A recycling coordinator position for the town appears to be in the works.

The Board of Selectmen discussed creating a recycling coordinator job — which the state requires the town to have — at their Dec. 11 meeting.

“We need to get more aggressive with recycling,” First Selectman Rudy Marconi said.

Some management of recycling efforts used to be provided by Highway Department employee Ellen Rossini but she’s no longer with the town, Marconi said.

A letter from RACE — the Ridgefield Action Coalition for the Environment — advocated the creation of the position.

“Reduction of waste is part of the RACE mission statement,” RACE said. “We encourage the Town of Ridgefield to significantly improve how and where information is accessed about recycling, waste management, the recycling center and the transfer station.
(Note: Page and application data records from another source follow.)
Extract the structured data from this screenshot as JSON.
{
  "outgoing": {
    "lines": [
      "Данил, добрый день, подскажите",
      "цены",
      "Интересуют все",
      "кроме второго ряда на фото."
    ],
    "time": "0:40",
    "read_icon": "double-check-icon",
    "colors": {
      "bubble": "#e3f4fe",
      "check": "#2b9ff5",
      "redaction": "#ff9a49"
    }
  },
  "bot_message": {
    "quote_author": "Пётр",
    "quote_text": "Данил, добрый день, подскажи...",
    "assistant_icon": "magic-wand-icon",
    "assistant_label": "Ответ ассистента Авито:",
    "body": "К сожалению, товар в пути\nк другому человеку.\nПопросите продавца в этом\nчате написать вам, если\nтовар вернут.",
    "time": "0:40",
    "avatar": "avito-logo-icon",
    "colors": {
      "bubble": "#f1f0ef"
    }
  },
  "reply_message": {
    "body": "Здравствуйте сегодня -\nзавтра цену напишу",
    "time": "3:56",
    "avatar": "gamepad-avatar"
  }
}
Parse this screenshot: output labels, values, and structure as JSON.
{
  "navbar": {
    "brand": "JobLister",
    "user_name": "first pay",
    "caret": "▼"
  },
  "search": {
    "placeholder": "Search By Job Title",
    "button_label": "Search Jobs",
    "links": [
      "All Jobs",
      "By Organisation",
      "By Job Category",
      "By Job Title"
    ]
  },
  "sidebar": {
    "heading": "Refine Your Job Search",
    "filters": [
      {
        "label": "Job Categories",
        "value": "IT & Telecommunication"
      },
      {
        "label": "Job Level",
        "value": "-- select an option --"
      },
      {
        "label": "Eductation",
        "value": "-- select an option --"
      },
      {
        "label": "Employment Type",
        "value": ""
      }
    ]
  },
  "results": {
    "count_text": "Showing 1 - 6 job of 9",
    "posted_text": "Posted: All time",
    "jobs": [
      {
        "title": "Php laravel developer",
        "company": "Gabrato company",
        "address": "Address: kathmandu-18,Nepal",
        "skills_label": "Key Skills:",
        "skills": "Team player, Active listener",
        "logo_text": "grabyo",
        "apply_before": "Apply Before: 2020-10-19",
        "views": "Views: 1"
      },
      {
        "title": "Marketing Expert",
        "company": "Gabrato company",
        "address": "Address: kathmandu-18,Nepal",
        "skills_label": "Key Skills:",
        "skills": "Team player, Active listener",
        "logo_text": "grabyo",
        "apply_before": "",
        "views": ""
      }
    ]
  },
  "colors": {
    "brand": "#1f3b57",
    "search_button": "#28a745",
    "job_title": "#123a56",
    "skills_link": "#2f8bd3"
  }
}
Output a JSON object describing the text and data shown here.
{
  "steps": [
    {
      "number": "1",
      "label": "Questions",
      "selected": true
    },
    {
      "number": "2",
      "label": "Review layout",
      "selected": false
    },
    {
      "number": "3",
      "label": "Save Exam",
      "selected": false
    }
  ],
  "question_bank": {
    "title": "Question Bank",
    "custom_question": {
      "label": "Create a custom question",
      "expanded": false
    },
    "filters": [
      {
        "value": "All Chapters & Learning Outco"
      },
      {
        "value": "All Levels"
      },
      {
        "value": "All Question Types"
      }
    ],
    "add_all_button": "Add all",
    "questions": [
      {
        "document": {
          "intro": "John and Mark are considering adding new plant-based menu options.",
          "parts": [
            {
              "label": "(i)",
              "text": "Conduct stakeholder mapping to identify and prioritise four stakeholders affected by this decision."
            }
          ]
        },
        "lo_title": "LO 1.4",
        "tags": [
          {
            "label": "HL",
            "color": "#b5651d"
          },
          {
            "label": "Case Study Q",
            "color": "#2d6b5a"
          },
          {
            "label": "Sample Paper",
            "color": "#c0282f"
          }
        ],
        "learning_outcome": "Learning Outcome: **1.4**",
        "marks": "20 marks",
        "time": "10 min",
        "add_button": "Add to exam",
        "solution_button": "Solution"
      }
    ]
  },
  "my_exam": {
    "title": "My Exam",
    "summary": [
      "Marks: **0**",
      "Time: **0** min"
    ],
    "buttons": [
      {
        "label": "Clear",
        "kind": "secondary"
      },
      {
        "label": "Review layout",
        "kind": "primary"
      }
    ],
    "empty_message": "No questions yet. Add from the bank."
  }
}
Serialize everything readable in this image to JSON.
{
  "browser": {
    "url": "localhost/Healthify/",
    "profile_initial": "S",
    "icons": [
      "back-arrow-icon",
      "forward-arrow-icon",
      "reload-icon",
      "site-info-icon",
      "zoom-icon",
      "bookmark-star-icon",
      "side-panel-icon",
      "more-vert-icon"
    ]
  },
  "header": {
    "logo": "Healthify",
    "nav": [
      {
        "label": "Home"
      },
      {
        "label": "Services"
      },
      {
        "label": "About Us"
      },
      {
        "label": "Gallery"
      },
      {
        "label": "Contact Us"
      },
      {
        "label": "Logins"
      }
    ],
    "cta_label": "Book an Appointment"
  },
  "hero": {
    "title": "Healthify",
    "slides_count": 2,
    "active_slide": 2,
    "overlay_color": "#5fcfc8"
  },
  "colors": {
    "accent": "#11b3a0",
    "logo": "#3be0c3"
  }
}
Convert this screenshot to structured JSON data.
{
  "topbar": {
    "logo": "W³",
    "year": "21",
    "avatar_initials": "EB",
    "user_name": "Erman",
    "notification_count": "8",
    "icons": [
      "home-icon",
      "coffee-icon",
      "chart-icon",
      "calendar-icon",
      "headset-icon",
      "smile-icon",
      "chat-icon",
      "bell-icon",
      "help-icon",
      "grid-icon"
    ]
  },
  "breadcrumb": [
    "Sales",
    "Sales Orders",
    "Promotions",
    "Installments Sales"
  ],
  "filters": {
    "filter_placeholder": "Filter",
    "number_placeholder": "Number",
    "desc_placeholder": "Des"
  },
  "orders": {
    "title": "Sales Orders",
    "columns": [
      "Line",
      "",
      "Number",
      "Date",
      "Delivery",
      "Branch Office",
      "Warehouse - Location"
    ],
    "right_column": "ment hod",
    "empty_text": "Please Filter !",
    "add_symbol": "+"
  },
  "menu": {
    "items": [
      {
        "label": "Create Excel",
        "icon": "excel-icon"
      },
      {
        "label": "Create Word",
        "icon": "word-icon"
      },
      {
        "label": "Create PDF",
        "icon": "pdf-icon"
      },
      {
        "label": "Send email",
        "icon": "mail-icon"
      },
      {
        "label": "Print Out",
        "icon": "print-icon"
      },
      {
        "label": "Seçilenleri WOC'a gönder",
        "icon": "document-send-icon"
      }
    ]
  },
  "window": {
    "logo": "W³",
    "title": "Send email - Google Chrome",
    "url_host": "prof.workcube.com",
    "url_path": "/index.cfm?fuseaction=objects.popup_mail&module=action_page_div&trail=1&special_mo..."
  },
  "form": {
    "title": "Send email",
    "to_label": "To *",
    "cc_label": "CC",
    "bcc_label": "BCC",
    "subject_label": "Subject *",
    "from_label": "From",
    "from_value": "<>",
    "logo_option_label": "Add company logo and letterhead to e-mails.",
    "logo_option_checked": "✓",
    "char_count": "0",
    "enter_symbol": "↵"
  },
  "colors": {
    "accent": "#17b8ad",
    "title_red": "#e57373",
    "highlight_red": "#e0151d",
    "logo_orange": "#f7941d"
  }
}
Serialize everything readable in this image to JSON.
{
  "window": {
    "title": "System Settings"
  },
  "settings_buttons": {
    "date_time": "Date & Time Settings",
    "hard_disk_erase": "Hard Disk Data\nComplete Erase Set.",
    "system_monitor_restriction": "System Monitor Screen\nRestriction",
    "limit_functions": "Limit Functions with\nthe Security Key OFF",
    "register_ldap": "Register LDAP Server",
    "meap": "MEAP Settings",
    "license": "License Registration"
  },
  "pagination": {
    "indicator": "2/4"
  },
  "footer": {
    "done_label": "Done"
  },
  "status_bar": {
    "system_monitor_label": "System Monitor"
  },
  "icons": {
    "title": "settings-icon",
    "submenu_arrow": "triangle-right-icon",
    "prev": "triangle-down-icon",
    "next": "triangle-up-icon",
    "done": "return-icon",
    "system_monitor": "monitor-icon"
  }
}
“A Ridgefield Recycling Coordinator is a much-needed resource for residents, other town commissions and committees, schools and businesses for obtaining this information.

“Public education and outreach should be a key function of this role with a close liaison relationship to the regional waste management and recycling authority HRRA (Housatonic Resources Recovery Authority) of which the town is a member.

“In addition to outreach and communication, improvements in waste reduction and management are a critical need,” RACE said. “Solid waste programs for food and vegetative matter, composting strategies and the reduction of energy cost for transport are important goals for our town.”

Marconi said there were areas the town could improve its recycling effort.

“All the glass we separate. That’s shipped to X-Y-Z company,” Marconi said. “We’re not making any money on it.”

He thought there might be local uses for the glass that could be looked into.

“There’s a product that takes the glass and rounds it off,” he said.

After eliminating all sharp edges, the glass pellets can be put to use..

“You can use it to back fill around tanks and pipes,” Marconi said.

“That’s a good use for our glass,” he said. “..instead of having HRRA sell it.”

Attending the meeting was Tiffany Carlson, who is a Ridgefield resident who has been working with Jenifer Heaton-Jones of the HRRA on recycling issues.

“I feel like I’ve mentored with her,” she told the selectmen.

Among the issues Carlson has found is that people aren’t aware Ridgefield participates in the PaintCare program that accepts many paints, stains and varnishes for recycling.

She also said she envisioned participating in the HRRA’s regional household hazardous waste collection days, which are held a few times a year.

Marconi seemed enthusiastic.

“Tiffany is a resident. She’s very knowledgeable,” he said. “I don’t want to lose her.”

“Full time? Part time?” Selectman Bob Hebert asked.

“It’ll definitely be part time,” Marconi said.

There were some loose ends to be tied up, however.

“We do not have a budget,” Marconi said. “I’d have to find a funding source.”

No vote was taken, as the board wanted to see some specifics on the proposed hours and pay and where the money for the position would be found in the budget.

“I’d feel better if we have a better sense of what the size of it is,” said Selectman Sean Connelly.